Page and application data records

========

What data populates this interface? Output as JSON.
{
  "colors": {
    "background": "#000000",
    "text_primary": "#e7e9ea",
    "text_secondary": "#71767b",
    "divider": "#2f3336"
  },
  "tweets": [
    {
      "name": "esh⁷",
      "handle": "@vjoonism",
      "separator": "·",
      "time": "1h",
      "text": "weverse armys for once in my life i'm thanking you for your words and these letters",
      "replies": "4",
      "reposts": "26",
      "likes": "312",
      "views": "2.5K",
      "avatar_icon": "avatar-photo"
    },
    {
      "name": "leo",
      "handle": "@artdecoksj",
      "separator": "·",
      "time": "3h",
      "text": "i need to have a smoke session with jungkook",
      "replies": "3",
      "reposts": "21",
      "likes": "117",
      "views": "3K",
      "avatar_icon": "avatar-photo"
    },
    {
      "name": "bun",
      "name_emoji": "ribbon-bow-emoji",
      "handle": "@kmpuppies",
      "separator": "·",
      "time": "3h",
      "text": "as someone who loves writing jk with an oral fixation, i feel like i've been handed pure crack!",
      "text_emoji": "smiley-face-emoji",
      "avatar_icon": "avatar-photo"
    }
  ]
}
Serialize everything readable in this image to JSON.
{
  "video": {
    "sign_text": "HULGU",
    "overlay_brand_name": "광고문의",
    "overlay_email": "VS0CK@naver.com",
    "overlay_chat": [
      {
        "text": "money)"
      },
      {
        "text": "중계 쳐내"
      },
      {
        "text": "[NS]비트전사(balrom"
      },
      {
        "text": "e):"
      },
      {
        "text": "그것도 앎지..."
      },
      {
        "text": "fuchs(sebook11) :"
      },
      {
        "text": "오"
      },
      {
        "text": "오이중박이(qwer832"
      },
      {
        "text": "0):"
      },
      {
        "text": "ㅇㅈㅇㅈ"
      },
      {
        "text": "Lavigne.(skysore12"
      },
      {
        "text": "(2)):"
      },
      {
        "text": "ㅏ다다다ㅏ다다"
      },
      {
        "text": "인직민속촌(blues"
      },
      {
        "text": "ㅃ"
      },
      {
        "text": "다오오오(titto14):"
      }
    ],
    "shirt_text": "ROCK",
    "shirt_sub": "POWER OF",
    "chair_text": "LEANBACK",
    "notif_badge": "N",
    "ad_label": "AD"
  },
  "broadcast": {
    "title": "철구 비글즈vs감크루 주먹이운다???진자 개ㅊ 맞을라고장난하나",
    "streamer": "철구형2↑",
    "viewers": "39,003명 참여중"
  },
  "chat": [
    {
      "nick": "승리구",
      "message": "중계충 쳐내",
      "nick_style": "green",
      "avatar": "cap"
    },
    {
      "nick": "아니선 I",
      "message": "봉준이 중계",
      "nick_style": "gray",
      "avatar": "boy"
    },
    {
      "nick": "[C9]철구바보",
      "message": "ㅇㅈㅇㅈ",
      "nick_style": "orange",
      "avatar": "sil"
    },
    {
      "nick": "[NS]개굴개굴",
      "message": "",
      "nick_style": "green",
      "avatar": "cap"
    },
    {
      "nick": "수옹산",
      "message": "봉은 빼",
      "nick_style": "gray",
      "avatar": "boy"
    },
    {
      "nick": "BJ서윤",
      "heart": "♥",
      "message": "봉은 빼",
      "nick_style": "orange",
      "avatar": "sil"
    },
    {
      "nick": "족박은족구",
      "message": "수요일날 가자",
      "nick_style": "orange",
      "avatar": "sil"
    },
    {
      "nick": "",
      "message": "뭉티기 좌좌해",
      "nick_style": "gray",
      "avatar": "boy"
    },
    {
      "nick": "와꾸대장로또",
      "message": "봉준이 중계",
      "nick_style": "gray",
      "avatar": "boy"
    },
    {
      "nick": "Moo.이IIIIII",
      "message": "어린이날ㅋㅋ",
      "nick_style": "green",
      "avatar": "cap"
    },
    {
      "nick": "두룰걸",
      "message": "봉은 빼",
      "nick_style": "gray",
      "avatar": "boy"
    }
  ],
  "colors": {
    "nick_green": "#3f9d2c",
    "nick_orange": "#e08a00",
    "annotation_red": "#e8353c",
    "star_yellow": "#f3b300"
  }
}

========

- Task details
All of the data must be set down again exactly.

- Final answer
What data populates this interface? Output as JSON.
{
  "colors": {
    "background": "#000000",
    "text_primary": "#e7e9ea",
    "text_secondary": "#71767b",
    "divider": "#2f3336"
  },
  "tweets": [
    {
      "name": "esh⁷",
      "handle": "@vjoonism",
      "separator": "·",
      "time": "1h",
      "text": "weverse armys for once in my life i'm thanking you for your words and these letters",
      "replies": "4",
      "reposts": "26",
      "likes": "312",
      "views": "2.5K",
      "avatar_icon": "avatar-photo"
    },
    {
      "name": "leo",
      "handle": "@artdecoksj",
      "separator": "·",
      "time": "3h",
      "text": "i need to have a smoke session with jungkook",
      "replies": "3",
      "reposts": "21",
      "likes": "117",
      "views": "3K",
      "avatar_icon": "avatar-photo"
    },
    {
      "name": "bun",
      "name_emoji": "ribbon-bow-emoji",
      "handle": "@kmpuppies",
      "separator": "·",
      "time": "3h",
      "text": "as someone who loves writing jk with an oral fixation, i feel like i've been handed pure crack!",
      "text_emoji": "smiley-face-emoji",
      "avatar_icon": "avatar-photo"
    }
  ]
}
Serialize everything readable in this image to JSON.
{
  "video": {
    "sign_text": "HULGU",
    "overlay_brand_name": "광고문의",
    "overlay_email": "VS0CK@naver.com",
    "overlay_chat": [
      {
        "text": "money)"
      },
      {
        "text": "중계 쳐내"
      },
      {
        "text": "[NS]비트전사(balrom"
      },
      {
        "text": "e):"
      },
      {
        "text": "그것도 앎지..."
      },
      {
        "text": "fuchs(sebook11) :"
      },
      {
        "text": "오"
      },
      {
        "text": "오이중박이(qwer832"
      },
      {
        "text": "0):"
      },
      {
        "text": "ㅇㅈㅇㅈ"
      },
      {
        "text": "Lavigne.(skysore12"
      },
      {
        "text": "(2)):"
      },
      {
        "text": "ㅏ다다다ㅏ다다"
      },
      {
        "text": "인직민속촌(blues"
      },
      {
        "text": "ㅃ"
      },
      {
        "text": "다오오오(titto14):"
      }
    ],
    "shirt_text": "ROCK",
    "shirt_sub": "POWER OF",
    "chair_text": "LEANBACK",
    "notif_badge": "N",
    "ad_label": "AD"
  },
  "broadcast": {
    "title": "철구 비글즈vs감크루 주먹이운다???진자 개ㅊ 맞을라고장난하나",
    "streamer": "철구형2↑",
    "viewers": "39,003명 참여중"
  },
  "chat": [
    {
      "nick": "승리구",
      "message": "중계충 쳐내",
      "nick_style": "green",
      "avatar": "cap"
    },
    {
      "nick": "아니선 I",
      "message": "봉준이 중계",
      "nick_style": "gray",
      "avatar": "boy"
    },
    {
      "nick": "[C9]철구바보",
      "message": "ㅇㅈㅇㅈ",
      "nick_style": "orange",
      "avatar": "sil"
    },
    {
      "nick": "[NS]개굴개굴",
      "message": "",
      "nick_style": "green",
      "avatar": "cap"
    },
    {
      "nick": "수옹산",
      "message": "봉은 빼",
      "nick_style": "gray",
      "avatar": "boy"
    },
    {
      "nick": "BJ서윤",
      "heart": "♥",
      "message": "봉은 빼",
      "nick_style": "orange",
      "avatar": "sil"
    },
    {
      "nick": "족박은족구",
      "message": "수요일날 가자",
      "nick_style": "orange",
      "avatar": "sil"
    },
    {
      "nick": "",
      "message": "뭉티기 좌좌해",
      "nick_style": "gray",
      "avatar": "boy"
    },
    {
      "nick": "와꾸대장로또",
      "message": "봉준이 중계",
      "nick_style": "gray",
      "avatar": "boy"
    },
    {
      "nick": "Moo.이IIIIII",
      "message": "어린이날ㅋㅋ",
      "nick_style": "green",
      "avatar": "cap"
    },
    {
      "nick": "두룰걸",
      "message": "봉은 빼",
      "nick_style": "gray",
      "avatar": "boy"
    }
  ],
  "colors": {
    "nick_green": "#3f9d2c",
    "nick_orange": "#e08a00",
    "annotation_red": "#e8353c",
    "star_yellow": "#f3b300"
  }
}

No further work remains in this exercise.